The police, which arrested and paraded him, are unable to say what happened to him. They cannot produce any record of his arrest. He did not escape from police custody. There is also no evidence he was charged to court. Nobody knows his whereabouts.
Arrested for allegedly buying stolen goods
The police claimed he had bought a laptop stolen from Kehinde Bamigbetan, then chairman of the Ejigbo Local Development Council (he is the current Lagos State Commissioner for Information) who was kidnapped two months earlier.
For three days, Mr Adesuyi did not return home. Nobody knew his whereabouts. His mobile phone was switched off. Worried at his sudden disappearance, one of his friends called his parents, who live in Akure, some 310 kilometres north of Lagos, to ask if they had seen him.
The Adesuyis searched for Oluwaseyi at police stations and other places they thought he might be for several days without success.
Someone suggested they should check at the SARS office at Ikeja. They did and found his name on a register of arrested suspects. But at that point, their luck ran out of steam.
The family said the Investigating Police Officer (IPO) handling Oluwaseyi’s case was identified by an alias: Jamaica, which most of his colleagues called him. Members of SARS hardly wear the conventional police uniform. They are mostly dressed in mufti or branded SARS T-shirts and vests without name tags.
“They said this person you are looking for is an armed robber. Just for us to see him, they said no way. Till today we’ve never seen him,” she said.
Several weeks after the family’s repeated visits to SARS office without being allowed to see Oluwaseyi, Mrs Adesuyi received a call from a man who said he was detained in the same cell as Oluwaseyi but for a different offence.
“So, we called the number they gave us, and the man said he will help us. But he said that the phone they sold was an armed robber that got it and the vehicle he got, it was an armed robber that owns it,” she said.
She said the policeman who did not identify himself, demanded a bribe of N200,000.00, to help them secure the release of their son. They said because they were desperate to see Oluwaseyi they paid. But after paying, the policeman tried to squeeze them for more money.
A mother’s cry for help
“He is gentle. He doesn’t fight. He is my third son. He was attending Adeniran Ogunsanya, but little time he said no mommy, he was no longer going. That was how he got himself involved in buying and selling. Both me and his daddy we had no interest in it. We didn’t like that he was even selling things at Alaba. But he said they get things from China they bring it in and they buy from them,” she said.
“God says he is not dead, and I believe him. What we want if for us to trace him to any prison yard so that I will go and see him. That is all I want,” she said.
When this reporter visited the SARS office at Ikeja, where Oluwaseyi was last seen, for information about his whereabouts, he was told there was no way of knowing.
“I cannot help you because you don’t have the name of the officers in charge of the case at the time,” he said.
“Proper records of arrest are not kept. If I take you to were statements are kept you will see that everything is placed on the floor and on top each other.
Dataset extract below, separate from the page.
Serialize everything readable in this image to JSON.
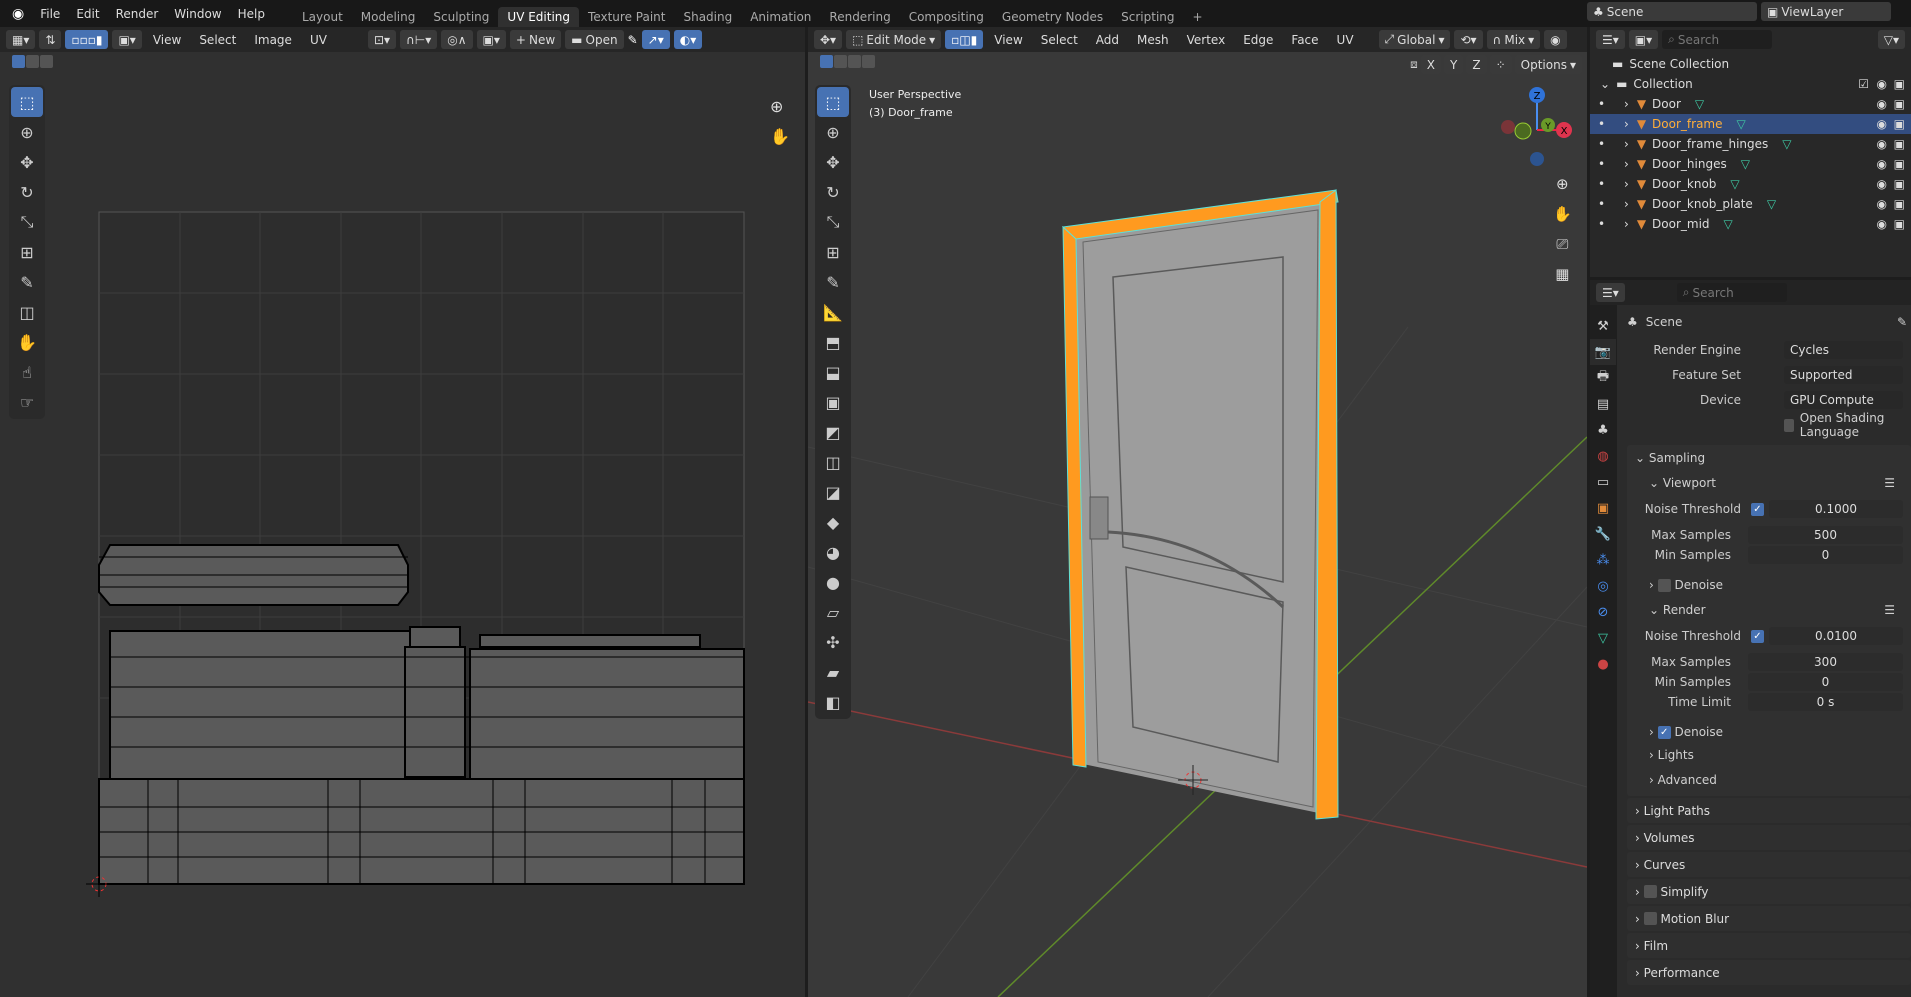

Some of them are even soaked with water. The incident happened five years ago. Even if we see the file, I am sure it would be unreadable; water would have made the ink unreadable,” he said.
Mr Gana, however, suggested that this reporter should reach out to the head of SARS in the state in 2013, Abba Kyari, for information about Oluwaseyi’s whereabouts.
“Wallahi I can’t remember anything. It’s a long time. Why didn’t they look for him (a) long time ago until now?” he asked in an SMS.
SARS was set up as a unit of the police to combat some of the most violent crimes in the country. However, the unit has endeared to itself a notoriety that is hard to shake-off due to the highhandedness of its officers. SARS operatives have been accused of harassment, extortion, torture and serial extrajudicial killings and other human right abuses.
A rigged criminal justice system
“This just proves how dangerous the path is to having proper policing in a country such as Nigeria. A country with so much population and so much risk in terms of policing to the extent that people disappear at will and nobody cares. You cannot even time documents, you can’t even trace anything and get to an accountable process of identifying what could have probably happened to anybody. This puts everybody in danger.
“So, the criminal justice system by itself is dangerously rigged to the point where nobody is safe,” he said.
He said the best way to solve the problem is a sincere reform of the police that includes a custody management system that will ensure that people arrested by the police do not disappear without a trace.
“The reform that we are looking at must be holistic to the point where we have what they called custody management system where nobody would be detained without a proper record that anybody can trace from anywhere and that is the future for policing in Nigeria,” he said.